When it comes to sleeves this season, designers are dabbling in the drama of amplified shapes inspired by bygone eras. Here, we trace the trend back to its glory days.
Sleeves that are voluminous above the elbow and taper to a fitted bodice date all the way back to the 1800s. Referred to as either “mutton”, “gigot” or “bulbous” sleeves, the style was popularised by the biggest influencer of the time, Queen Victoria herself. It was a silhouette that symbolised luxury and complemented the equally puffy nature of skirts and elaborate headdresses. In fact, some outfits were so lavish that women had to enter rooms sideways.
Cristóbal Balenciaga has always been known for strong, sculptured and dramatic looks. In the 1950s, the Spanish designer was credited with spearheading a change in fashion for women of the mid-twentieth century, in large part thanks to his “melon” sleeves. This creation embraced the proportions of the Victorian era, adding sophisticated, clean and monochromatic updates.
If Autumn Winter 2020 runways have shown us anything, it’s that, going forward, sleeves are still looking back. LOEWE references nostalgic shapes with sleeves that nip in over elbows for a glove-like effect; at Zimmermann, mutton sleeves accentuate pretty printed dresses; and at Fendi, cosy billow-sleeve sweaters tighten over knuckles. Let’s also not forget Balenciaga whose extravagant sleeves hang from shirts like capes—that’s our kind of arm candy.

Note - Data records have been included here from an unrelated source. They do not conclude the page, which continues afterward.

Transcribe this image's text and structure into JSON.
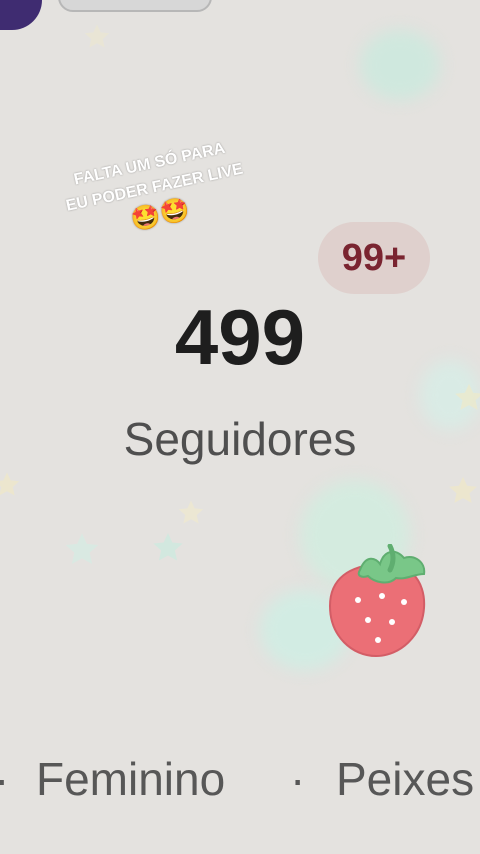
{
  "overlay": {
    "line1": "FALTA UM SÓ PARA",
    "line2": "EU PODER FAZER LIVE",
    "emojis": "🤩🤩"
  },
  "badge": {
    "text": "99+"
  },
  "followers": {
    "count": "499",
    "label": "Seguidores"
  },
  "bottom": {
    "separator_left": "·",
    "gender": "Feminino",
    "separator_mid": "·",
    "sign": "Peixes"
  },
  "colors": {
    "background": "#e4e2df",
    "badge_bg": "#dfd0cd",
    "badge_text": "#7a2430",
    "count_text": "#1e1e1e",
    "sticker_fill": "#eb6f76",
    "sticker_leaf": "#79c788"
  }
}
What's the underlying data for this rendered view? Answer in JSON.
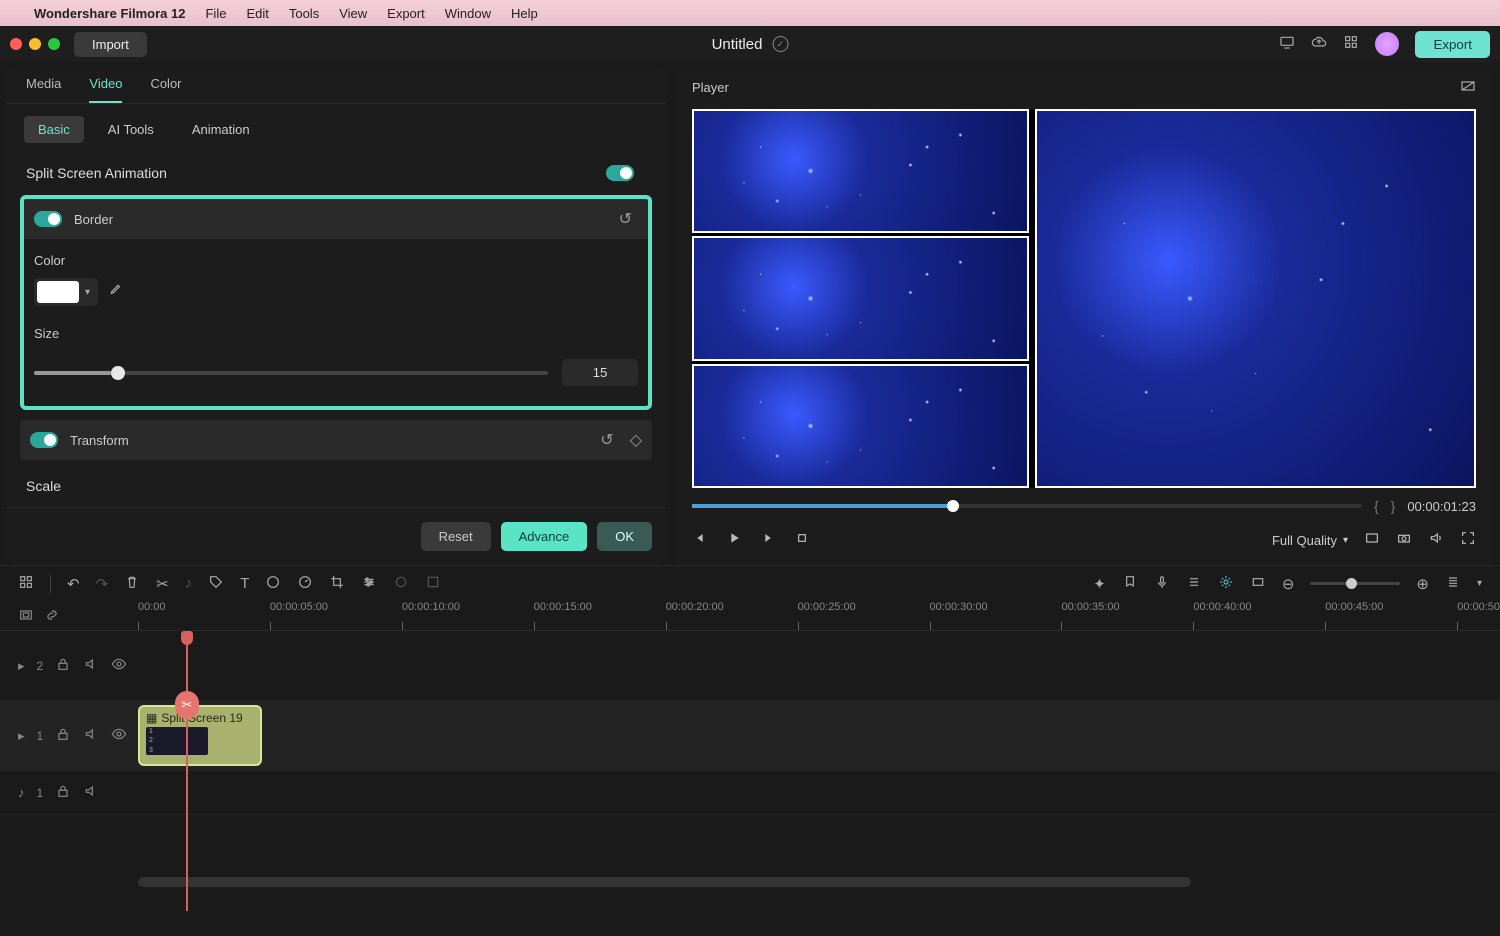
{
  "mac_menu": {
    "app": "Wondershare Filmora 12",
    "items": [
      "File",
      "Edit",
      "Tools",
      "View",
      "Export",
      "Window",
      "Help"
    ]
  },
  "titlebar": {
    "import": "Import",
    "project": "Untitled",
    "export": "Export"
  },
  "tabs": {
    "media": "Media",
    "video": "Video",
    "color": "Color"
  },
  "subtabs": {
    "basic": "Basic",
    "ai": "AI Tools",
    "anim": "Animation"
  },
  "panel": {
    "split_screen": "Split Screen Animation",
    "border": "Border",
    "color_label": "Color",
    "size_label": "Size",
    "size_value": "15",
    "transform": "Transform",
    "scale": "Scale",
    "reset": "Reset",
    "advance": "Advance",
    "ok": "OK",
    "border_color": "#ffffff"
  },
  "player": {
    "title": "Player",
    "timecode": "00:00:01:23",
    "quality": "Full Quality"
  },
  "timeline": {
    "ticks": [
      "00:00",
      "00:00:05:00",
      "00:00:10:00",
      "00:00:15:00",
      "00:00:20:00",
      "00:00:25:00",
      "00:00:30:00",
      "00:00:35:00",
      "00:00:40:00",
      "00:00:45:00",
      "00:00:50"
    ],
    "clip_title": "Split Screen 19",
    "clip_nums": [
      "1",
      "2",
      "3"
    ],
    "tracks": {
      "v2": "2",
      "v1": "1",
      "a1": "1"
    }
  }
}
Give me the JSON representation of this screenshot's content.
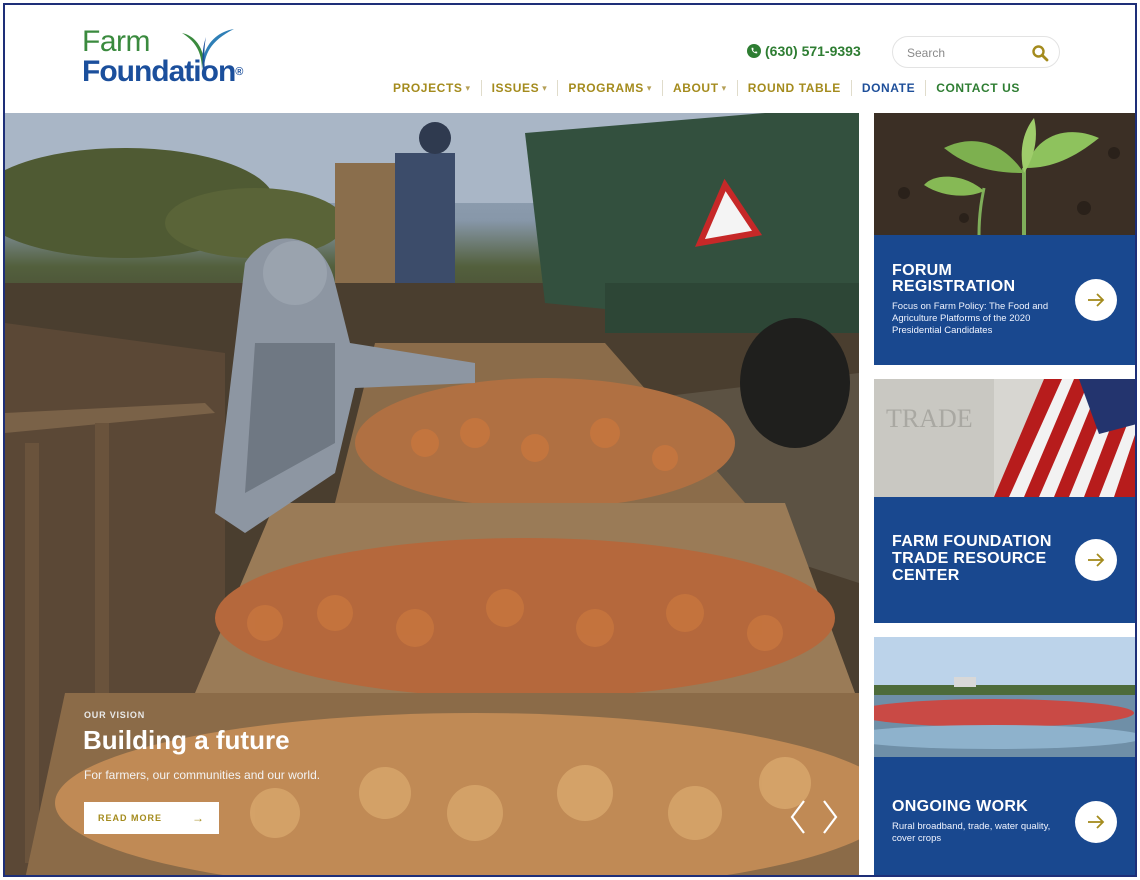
{
  "header": {
    "logo": {
      "line1": "Farm",
      "line2": "Foundation",
      "reg": "®"
    },
    "phone": "(630) 571-9393",
    "search": {
      "placeholder": "Search"
    },
    "nav": [
      {
        "label": "PROJECTS",
        "dropdown": true
      },
      {
        "label": "ISSUES",
        "dropdown": true
      },
      {
        "label": "PROGRAMS",
        "dropdown": true
      },
      {
        "label": "ABOUT",
        "dropdown": true
      },
      {
        "label": "ROUND TABLE",
        "dropdown": false
      },
      {
        "label": "DONATE",
        "dropdown": false
      },
      {
        "label": "CONTACT US",
        "dropdown": false
      }
    ]
  },
  "hero": {
    "eyebrow": "OUR VISION",
    "title": "Building a future",
    "subtitle": "For farmers, our communities and our world.",
    "button": "READ MORE"
  },
  "cards": [
    {
      "title_line1": "FORUM",
      "title_line2": "REGISTRATION",
      "text": "Focus on Farm Policy: The Food and Agriculture Platforms of the 2020 Presidential Candidates"
    },
    {
      "title_line1": "FARM FOUNDATION",
      "title_line2": "TRADE RESOURCE",
      "title_line3": "CENTER",
      "image_text": "TRADE"
    },
    {
      "title_line1": "ONGOING WORK",
      "text": "Rural broadband, trade, water quality, cover crops"
    }
  ],
  "colors": {
    "brand_green": "#2e7d32",
    "brand_blue": "#1b4f9c",
    "gold": "#a48b1d",
    "card_blue": "#19488f",
    "strip": [
      "#1b4f9c",
      "#c9a21c",
      "#2e8b3a"
    ]
  }
}
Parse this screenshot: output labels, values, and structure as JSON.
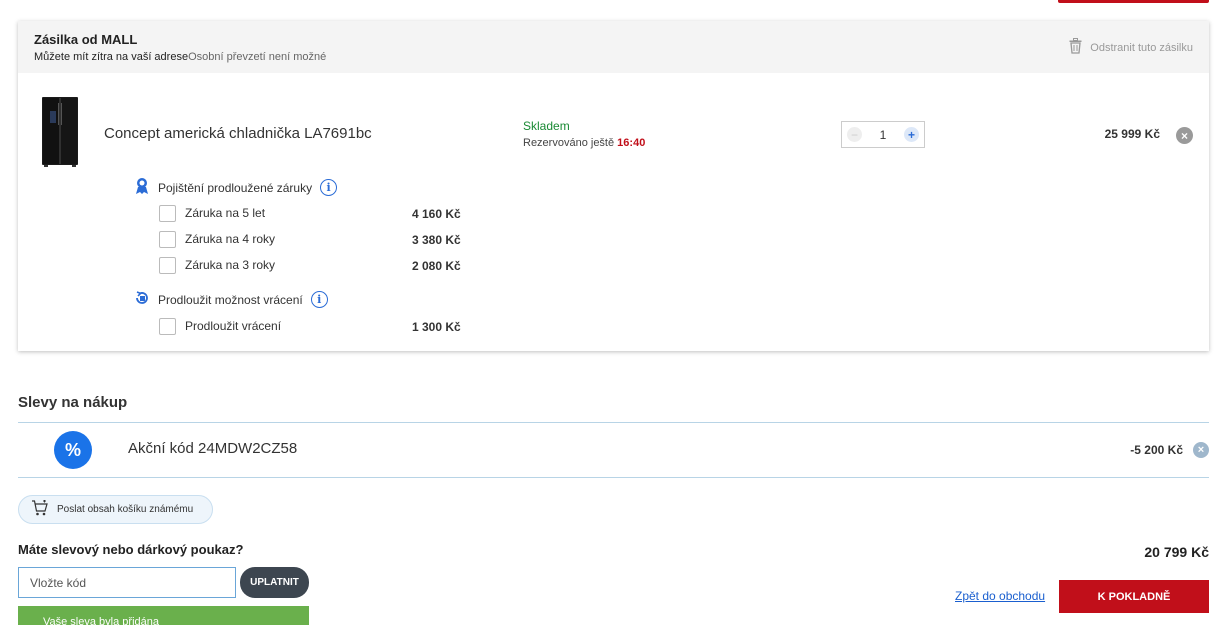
{
  "shipment": {
    "title": "Zásilka od MALL",
    "delivery": "Můžete mít zítra na vaší adrese",
    "pickup": "Osobní převzetí není možné",
    "remove_label": "Odstranit tuto zásilku"
  },
  "product": {
    "name": "Concept americká chladnička LA7691bc",
    "stock": "Skladem",
    "reserved_label": "Rezervováno ještě",
    "reserved_time": "16:40",
    "quantity": "1",
    "price": "25 999 Kč"
  },
  "warranty": {
    "title": "Pojištění prodloužené záruky",
    "options": [
      {
        "label": "Záruka na 5 let",
        "price": "4 160 Kč"
      },
      {
        "label": "Záruka na 4 roky",
        "price": "3 380 Kč"
      },
      {
        "label": "Záruka na 3 roky",
        "price": "2 080 Kč"
      }
    ]
  },
  "returns": {
    "title": "Prodloužit možnost vrácení",
    "options": [
      {
        "label": "Prodloužit vrácení",
        "price": "1 300 Kč"
      }
    ]
  },
  "discounts": {
    "title": "Slevy na nákup",
    "badge": "%",
    "items": [
      {
        "name": "Akční kód 24MDW2CZ58",
        "amount": "-5 200 Kč"
      }
    ]
  },
  "share_label": "Poslat obsah košíku známému",
  "voucher": {
    "question": "Máte slevový nebo dárkový poukaz?",
    "placeholder": "Vložte kód",
    "apply_label": "UPLATNIT",
    "success": "Vaše sleva byla přidána"
  },
  "total": "20 799 Kč",
  "back_link": "Zpět do obchodu",
  "checkout_label": "K POKLADNĚ",
  "colors": {
    "accent_red": "#c10f1a",
    "stock_green": "#1a8a34",
    "info_blue": "#2b6cd6",
    "success_green": "#6ab04c"
  }
}
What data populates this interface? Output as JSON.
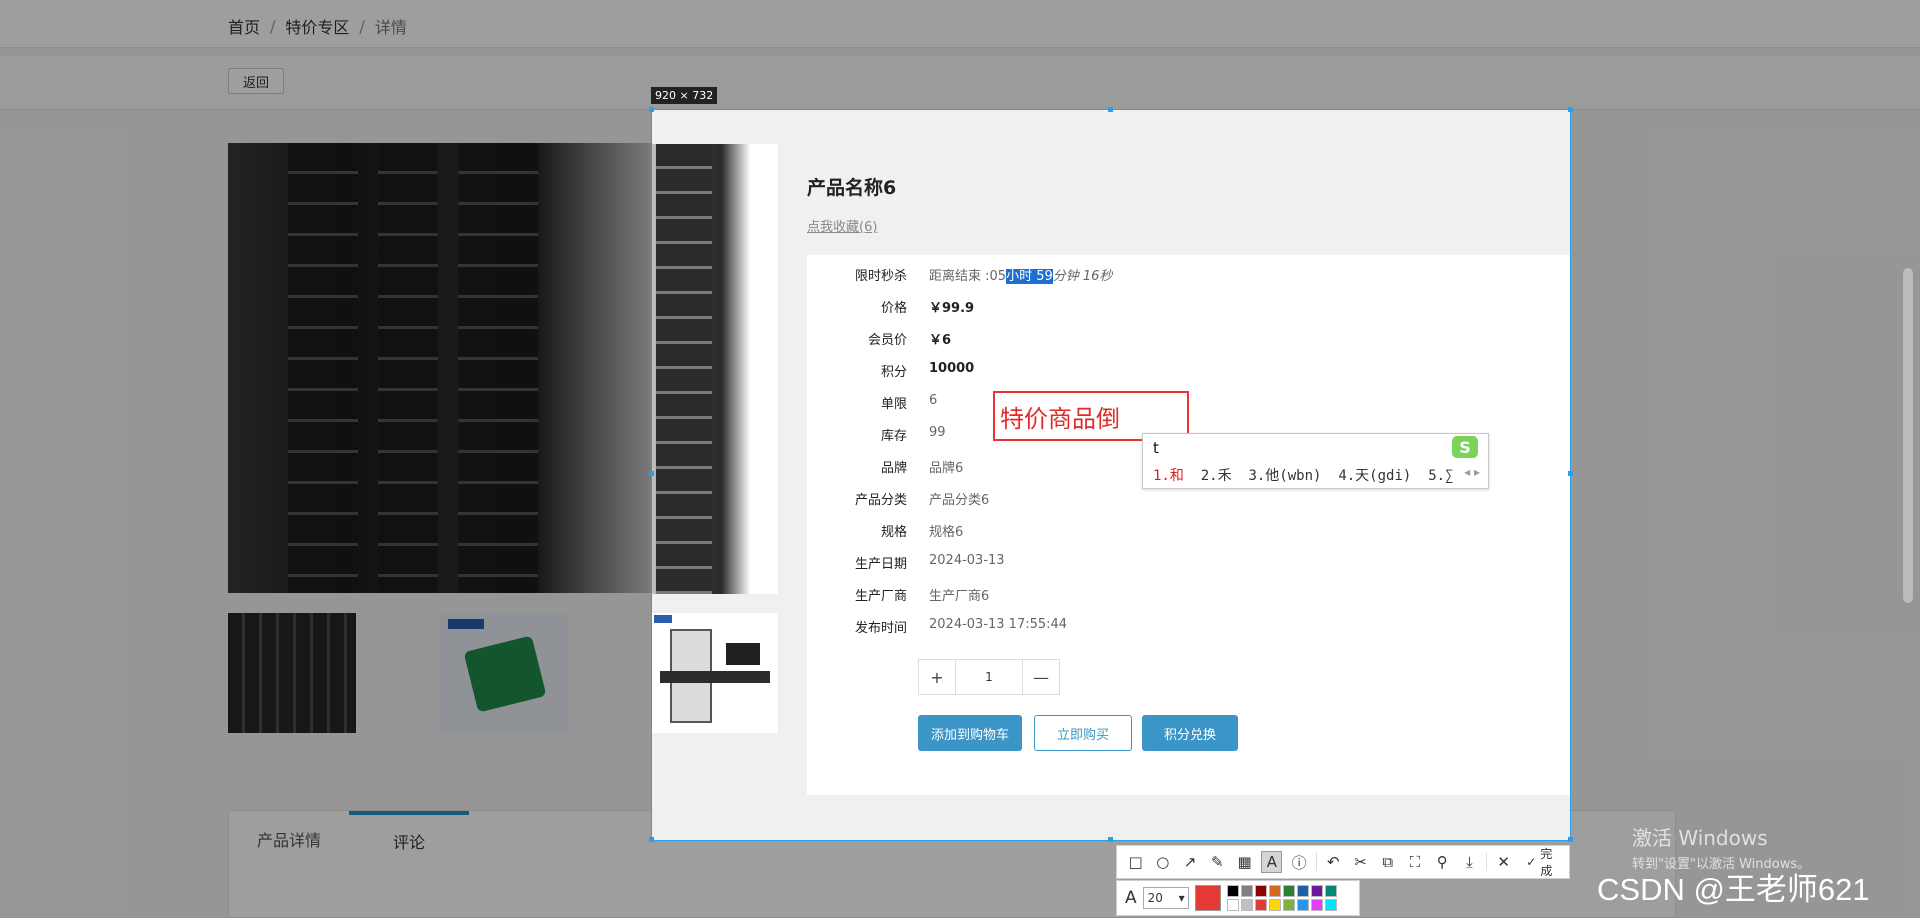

Ready to add a dose of drama to your own wardrobe? Shop Lane Crawford’s edit of exaggerated sleeves below.